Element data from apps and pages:
◇ ◇ ◇

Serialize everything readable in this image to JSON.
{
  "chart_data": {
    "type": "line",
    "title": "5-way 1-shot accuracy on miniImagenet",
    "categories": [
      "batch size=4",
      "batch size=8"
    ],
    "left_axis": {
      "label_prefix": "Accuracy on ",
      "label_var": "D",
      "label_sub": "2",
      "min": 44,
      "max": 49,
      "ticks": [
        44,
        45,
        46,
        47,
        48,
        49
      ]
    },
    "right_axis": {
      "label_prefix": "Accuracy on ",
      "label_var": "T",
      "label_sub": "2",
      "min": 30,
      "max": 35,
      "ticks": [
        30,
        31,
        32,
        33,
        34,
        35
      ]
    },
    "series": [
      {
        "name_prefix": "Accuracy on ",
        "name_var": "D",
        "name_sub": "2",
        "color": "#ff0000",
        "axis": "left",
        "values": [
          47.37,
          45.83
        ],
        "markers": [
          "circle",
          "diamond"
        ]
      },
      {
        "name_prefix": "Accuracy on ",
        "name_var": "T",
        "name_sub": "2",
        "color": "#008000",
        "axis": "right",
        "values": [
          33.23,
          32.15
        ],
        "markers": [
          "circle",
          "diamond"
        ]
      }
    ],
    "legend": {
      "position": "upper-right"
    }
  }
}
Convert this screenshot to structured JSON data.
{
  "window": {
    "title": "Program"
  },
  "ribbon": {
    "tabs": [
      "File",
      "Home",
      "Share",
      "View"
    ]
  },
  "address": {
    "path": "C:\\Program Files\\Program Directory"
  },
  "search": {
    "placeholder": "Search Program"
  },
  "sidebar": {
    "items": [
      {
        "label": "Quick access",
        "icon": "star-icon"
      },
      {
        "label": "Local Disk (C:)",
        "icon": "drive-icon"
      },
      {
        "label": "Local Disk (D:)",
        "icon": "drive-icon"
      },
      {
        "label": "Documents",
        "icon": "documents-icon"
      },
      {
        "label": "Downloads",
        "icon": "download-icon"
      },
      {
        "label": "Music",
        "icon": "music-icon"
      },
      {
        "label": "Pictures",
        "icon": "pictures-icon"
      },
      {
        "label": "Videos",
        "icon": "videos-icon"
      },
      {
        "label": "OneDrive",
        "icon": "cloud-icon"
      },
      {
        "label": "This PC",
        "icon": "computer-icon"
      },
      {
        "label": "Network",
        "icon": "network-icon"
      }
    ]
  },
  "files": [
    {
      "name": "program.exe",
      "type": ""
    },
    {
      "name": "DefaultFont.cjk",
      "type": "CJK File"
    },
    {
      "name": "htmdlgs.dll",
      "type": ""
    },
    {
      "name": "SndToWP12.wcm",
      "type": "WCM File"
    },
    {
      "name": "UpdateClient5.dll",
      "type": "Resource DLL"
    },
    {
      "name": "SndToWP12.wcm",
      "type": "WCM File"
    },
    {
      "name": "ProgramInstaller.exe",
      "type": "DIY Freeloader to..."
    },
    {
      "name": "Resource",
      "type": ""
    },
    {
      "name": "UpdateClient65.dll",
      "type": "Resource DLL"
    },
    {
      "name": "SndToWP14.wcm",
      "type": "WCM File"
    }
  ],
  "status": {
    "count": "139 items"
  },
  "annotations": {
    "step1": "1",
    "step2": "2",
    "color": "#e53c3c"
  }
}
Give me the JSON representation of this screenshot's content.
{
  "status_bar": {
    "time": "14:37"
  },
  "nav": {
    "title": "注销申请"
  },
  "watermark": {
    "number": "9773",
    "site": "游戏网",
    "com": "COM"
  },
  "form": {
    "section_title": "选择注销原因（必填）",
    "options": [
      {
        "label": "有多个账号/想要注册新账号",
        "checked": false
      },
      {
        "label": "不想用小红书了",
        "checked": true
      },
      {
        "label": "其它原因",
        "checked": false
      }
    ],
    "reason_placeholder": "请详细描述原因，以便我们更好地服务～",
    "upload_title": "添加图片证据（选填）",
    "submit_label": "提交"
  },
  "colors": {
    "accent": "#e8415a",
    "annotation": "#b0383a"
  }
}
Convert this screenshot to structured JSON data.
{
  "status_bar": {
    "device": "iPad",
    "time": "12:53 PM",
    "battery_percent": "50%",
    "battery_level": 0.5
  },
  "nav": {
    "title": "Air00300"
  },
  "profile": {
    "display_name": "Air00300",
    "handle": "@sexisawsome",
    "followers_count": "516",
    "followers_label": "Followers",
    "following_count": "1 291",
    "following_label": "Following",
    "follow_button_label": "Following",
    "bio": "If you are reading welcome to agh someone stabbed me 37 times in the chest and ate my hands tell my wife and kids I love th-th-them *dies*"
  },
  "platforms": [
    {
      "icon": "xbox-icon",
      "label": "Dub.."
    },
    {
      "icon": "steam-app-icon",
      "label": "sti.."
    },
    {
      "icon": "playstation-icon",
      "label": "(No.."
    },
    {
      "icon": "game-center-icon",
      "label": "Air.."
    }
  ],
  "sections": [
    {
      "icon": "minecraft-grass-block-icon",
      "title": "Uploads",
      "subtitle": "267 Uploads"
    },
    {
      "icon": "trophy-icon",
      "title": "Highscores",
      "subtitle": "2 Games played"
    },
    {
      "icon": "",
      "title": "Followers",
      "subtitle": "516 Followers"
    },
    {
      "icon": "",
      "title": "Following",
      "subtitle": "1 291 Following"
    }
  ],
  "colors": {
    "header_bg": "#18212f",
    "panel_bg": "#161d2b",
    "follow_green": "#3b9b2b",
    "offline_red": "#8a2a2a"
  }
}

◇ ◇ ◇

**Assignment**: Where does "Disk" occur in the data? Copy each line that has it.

**Written response**:
        "label": "Local Disk (C:)",
        "label": "Local Disk (D:)",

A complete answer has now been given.